**WHAT TO WORK ON:**
Please count the lines in these records that contain "transition" and give only that count.

*** Block opens ***

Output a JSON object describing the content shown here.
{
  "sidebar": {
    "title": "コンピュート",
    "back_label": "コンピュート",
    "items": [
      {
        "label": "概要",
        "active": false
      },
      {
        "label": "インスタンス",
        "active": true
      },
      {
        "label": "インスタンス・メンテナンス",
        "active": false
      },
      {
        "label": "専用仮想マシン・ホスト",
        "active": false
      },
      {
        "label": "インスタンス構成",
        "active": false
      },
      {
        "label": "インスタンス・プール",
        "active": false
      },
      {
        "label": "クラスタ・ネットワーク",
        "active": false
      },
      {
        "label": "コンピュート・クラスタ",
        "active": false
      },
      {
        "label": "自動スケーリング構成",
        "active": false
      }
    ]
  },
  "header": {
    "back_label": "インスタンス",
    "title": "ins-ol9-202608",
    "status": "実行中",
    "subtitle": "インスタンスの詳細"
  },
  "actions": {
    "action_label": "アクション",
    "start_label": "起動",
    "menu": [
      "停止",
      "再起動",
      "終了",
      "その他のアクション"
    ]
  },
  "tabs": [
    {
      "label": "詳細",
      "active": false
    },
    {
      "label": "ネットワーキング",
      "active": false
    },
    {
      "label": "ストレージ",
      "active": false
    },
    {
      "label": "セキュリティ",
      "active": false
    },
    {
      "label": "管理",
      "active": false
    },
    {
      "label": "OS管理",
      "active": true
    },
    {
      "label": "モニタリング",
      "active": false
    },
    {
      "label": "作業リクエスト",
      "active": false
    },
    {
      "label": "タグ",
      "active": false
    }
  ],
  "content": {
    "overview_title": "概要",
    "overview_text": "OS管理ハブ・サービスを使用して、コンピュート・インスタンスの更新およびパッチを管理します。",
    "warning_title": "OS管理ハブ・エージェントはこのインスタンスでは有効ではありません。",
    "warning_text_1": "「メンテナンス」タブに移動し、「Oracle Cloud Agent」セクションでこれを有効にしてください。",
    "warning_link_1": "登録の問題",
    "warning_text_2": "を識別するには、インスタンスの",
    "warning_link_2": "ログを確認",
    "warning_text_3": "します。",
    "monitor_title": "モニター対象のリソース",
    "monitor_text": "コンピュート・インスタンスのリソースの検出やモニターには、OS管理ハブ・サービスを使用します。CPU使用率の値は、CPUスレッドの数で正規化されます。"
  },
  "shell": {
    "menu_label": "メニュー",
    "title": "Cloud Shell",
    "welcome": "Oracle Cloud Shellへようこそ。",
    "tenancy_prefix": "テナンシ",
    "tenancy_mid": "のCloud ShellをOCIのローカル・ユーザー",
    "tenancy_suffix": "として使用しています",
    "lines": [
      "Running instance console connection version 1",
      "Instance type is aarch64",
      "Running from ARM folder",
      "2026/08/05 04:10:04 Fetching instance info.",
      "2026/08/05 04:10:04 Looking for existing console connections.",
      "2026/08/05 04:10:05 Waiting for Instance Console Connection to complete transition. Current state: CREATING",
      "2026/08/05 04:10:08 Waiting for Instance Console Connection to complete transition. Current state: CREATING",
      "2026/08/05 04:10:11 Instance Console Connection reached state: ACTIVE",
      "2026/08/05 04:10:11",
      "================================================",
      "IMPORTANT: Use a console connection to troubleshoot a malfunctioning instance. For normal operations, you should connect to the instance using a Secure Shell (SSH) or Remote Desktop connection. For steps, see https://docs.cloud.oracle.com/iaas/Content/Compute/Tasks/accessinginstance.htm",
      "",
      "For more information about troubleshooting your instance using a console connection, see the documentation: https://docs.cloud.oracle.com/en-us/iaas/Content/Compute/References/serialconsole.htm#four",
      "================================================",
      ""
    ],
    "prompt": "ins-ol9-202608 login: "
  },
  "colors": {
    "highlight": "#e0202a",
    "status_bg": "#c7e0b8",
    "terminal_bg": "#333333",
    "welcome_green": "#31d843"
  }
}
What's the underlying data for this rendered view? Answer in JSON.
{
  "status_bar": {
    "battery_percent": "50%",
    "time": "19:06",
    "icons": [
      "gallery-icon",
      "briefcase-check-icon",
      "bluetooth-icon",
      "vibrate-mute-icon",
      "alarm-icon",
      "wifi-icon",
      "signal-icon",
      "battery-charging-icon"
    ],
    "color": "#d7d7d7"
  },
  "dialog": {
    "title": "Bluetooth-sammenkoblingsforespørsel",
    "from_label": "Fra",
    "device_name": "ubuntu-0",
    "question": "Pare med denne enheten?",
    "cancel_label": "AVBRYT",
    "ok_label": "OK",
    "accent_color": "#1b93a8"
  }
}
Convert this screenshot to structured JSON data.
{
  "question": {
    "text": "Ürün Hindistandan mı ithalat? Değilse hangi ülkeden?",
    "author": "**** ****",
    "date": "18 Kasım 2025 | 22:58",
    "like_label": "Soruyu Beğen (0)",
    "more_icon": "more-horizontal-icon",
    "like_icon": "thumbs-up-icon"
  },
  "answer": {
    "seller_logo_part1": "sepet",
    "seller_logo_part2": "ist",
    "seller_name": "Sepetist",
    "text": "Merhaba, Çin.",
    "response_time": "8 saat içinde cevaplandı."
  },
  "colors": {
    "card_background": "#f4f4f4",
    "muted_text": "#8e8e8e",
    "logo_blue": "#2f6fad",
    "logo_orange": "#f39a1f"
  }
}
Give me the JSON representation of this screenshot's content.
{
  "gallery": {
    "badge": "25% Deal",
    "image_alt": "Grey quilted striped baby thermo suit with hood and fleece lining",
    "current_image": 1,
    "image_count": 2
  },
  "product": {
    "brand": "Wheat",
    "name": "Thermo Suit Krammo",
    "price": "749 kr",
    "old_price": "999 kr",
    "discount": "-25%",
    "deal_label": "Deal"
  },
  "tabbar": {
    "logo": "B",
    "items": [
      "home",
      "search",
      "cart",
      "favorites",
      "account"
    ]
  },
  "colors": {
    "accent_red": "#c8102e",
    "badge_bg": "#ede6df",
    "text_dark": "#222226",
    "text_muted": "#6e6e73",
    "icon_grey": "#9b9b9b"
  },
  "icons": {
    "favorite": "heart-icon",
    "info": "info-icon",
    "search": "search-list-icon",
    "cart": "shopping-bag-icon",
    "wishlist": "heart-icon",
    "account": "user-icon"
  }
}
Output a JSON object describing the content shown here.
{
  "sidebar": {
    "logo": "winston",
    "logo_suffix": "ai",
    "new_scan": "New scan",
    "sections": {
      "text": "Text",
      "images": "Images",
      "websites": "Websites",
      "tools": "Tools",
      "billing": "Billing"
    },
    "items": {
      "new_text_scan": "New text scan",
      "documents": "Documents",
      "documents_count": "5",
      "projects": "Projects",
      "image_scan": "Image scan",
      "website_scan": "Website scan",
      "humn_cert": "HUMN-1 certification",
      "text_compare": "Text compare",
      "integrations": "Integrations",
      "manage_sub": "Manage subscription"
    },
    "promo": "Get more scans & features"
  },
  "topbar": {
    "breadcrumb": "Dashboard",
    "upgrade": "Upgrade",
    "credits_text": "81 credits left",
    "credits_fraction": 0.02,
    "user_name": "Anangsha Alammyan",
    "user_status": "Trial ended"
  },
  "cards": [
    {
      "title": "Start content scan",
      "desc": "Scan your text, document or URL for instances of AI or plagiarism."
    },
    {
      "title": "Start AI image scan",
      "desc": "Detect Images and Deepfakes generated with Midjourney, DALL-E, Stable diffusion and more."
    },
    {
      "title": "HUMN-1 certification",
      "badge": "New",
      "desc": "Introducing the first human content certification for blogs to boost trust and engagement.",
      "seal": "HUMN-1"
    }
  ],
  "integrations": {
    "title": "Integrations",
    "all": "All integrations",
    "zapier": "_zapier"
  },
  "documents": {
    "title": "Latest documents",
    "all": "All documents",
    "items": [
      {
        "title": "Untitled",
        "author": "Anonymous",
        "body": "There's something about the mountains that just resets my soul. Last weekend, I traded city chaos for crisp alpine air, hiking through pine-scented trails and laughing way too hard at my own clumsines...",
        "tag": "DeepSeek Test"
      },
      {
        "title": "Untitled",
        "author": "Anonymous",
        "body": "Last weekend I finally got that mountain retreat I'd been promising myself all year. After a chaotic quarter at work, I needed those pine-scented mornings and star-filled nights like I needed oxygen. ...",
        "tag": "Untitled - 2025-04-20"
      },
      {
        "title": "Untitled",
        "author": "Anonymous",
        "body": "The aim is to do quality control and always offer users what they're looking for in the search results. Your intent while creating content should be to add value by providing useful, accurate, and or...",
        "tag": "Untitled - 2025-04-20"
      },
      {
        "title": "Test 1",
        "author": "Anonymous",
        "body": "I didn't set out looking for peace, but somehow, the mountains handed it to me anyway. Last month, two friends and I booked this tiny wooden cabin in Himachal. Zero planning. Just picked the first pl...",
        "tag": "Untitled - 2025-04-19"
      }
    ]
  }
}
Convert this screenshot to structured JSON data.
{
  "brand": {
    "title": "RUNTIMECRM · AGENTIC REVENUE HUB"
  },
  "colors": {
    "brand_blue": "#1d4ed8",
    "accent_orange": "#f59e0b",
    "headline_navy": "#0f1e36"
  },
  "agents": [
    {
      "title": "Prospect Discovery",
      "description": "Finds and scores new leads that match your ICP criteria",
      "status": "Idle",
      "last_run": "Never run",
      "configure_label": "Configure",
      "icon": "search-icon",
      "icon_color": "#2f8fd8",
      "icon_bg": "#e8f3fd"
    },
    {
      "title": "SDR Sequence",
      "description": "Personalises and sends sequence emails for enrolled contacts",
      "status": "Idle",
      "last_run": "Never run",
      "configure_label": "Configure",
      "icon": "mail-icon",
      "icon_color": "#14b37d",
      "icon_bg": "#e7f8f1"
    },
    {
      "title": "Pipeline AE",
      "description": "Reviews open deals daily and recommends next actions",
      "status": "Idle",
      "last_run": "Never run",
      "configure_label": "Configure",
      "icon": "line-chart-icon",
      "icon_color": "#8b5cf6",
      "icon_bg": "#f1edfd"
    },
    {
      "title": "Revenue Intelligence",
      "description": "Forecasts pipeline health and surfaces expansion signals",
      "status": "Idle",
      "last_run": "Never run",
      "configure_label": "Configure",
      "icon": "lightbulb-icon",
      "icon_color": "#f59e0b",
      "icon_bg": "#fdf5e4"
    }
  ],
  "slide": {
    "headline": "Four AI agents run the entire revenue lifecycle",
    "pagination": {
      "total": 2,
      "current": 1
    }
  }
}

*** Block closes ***

**WRITTEN SOLUTION:**
2